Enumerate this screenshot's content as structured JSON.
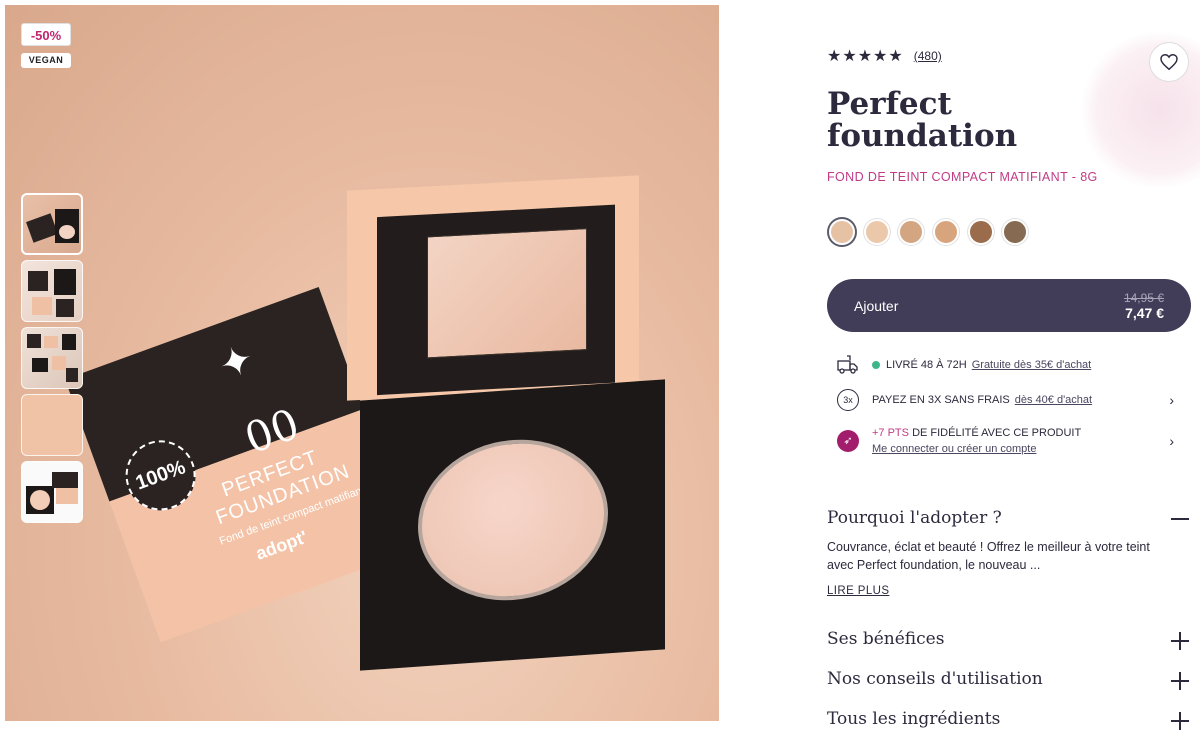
{
  "badges": {
    "discount": "-50%",
    "vegan": "VEGAN"
  },
  "rating": {
    "stars": "★★★★★",
    "count": "(480)"
  },
  "product": {
    "title": "Perfect foundation",
    "subtitle": "FOND DE TEINT COMPACT MATIFIANT - 8G"
  },
  "swatches": [
    "#e6c2a5",
    "#ecc8aa",
    "#d3a581",
    "#d7a47e",
    "#9b6c4c",
    "#876a52"
  ],
  "cart": {
    "label": "Ajouter",
    "old_price": "14,95 €",
    "new_price": "7,47 €"
  },
  "info": {
    "delivery_text": "LIVRÉ 48 À 72H",
    "delivery_link": "Gratuite dès 35€ d'achat",
    "installment_icon": "3x",
    "installment_text": "PAYEZ EN 3X SANS FRAIS",
    "installment_link": "dès 40€ d'achat",
    "loyalty_points": "+7 PTS",
    "loyalty_text": "DE FIDÉLITÉ AVEC CE PRODUIT",
    "loyalty_link": "Me connecter ou créer un compte"
  },
  "accordion": {
    "why_title": "Pourquoi l'adopter ?",
    "why_body": "Couvrance, éclat et beauté ! Offrez le meilleur à votre teint avec Perfect foundation, le nouveau ...",
    "read_more": "LIRE PLUS",
    "benefits_title": "Ses bénéfices",
    "usage_title": "Nos conseils d'utilisation",
    "ingredients_title": "Tous les ingrédients"
  },
  "package": {
    "seal": "100%",
    "shade": "00",
    "line1": "PERFECT",
    "line2": "FOUNDATION",
    "line3": "Fond de teint compact matifiant",
    "brand": "adopt'"
  },
  "icons": {
    "favorite": "heart-icon",
    "delivery": "truck-icon",
    "loyalty": "bird-icon",
    "chevron": "chevron-right-icon"
  }
}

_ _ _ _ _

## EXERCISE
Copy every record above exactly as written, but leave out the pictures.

## EXERCISE SOLUTION
Enumerate this screenshot's content as structured JSON.
{
  "badges": {
    "discount": "-50%",
    "vegan": "VEGAN"
  },
  "rating": {
    "stars": "★★★★★",
    "count": "(480)"
  },
  "product": {
    "title": "Perfect foundation",
    "subtitle": "FOND DE TEINT COMPACT MATIFIANT - 8G"
  },
  "swatches": [
    "#e6c2a5",
    "#ecc8aa",
    "#d3a581",
    "#d7a47e",
    "#9b6c4c",
    "#876a52"
  ],
  "cart": {
    "label": "Ajouter",
    "old_price": "14,95 €",
    "new_price": "7,47 €"
  },
  "info": {
    "delivery_text": "LIVRÉ 48 À 72H",
    "delivery_link": "Gratuite dès 35€ d'achat",
    "installment_icon": "3x",
    "installment_text": "PAYEZ EN 3X SANS FRAIS",
    "installment_link": "dès 40€ d'achat",
    "loyalty_points": "+7 PTS",
    "loyalty_text": "DE FIDÉLITÉ AVEC CE PRODUIT",
    "loyalty_link": "Me connecter ou créer un compte"
  },
  "accordion": {
    "why_title": "Pourquoi l'adopter ?",
    "why_body": "Couvrance, éclat et beauté ! Offrez le meilleur à votre teint avec Perfect foundation, le nouveau ...",
    "read_more": "LIRE PLUS",
    "benefits_title": "Ses bénéfices",
    "usage_title": "Nos conseils d'utilisation",
    "ingredients_title": "Tous les ingrédients"
  },
  "package": {
    "seal": "100%",
    "shade": "00",
    "line1": "PERFECT",
    "line2": "FOUNDATION",
    "line3": "Fond de teint compact matifiant",
    "brand": "adopt'"
  },
  "icons": {
    "favorite": "heart-icon",
    "delivery": "truck-icon",
    "loyalty": "bird-icon",
    "chevron": "chevron-right-icon"
  }
}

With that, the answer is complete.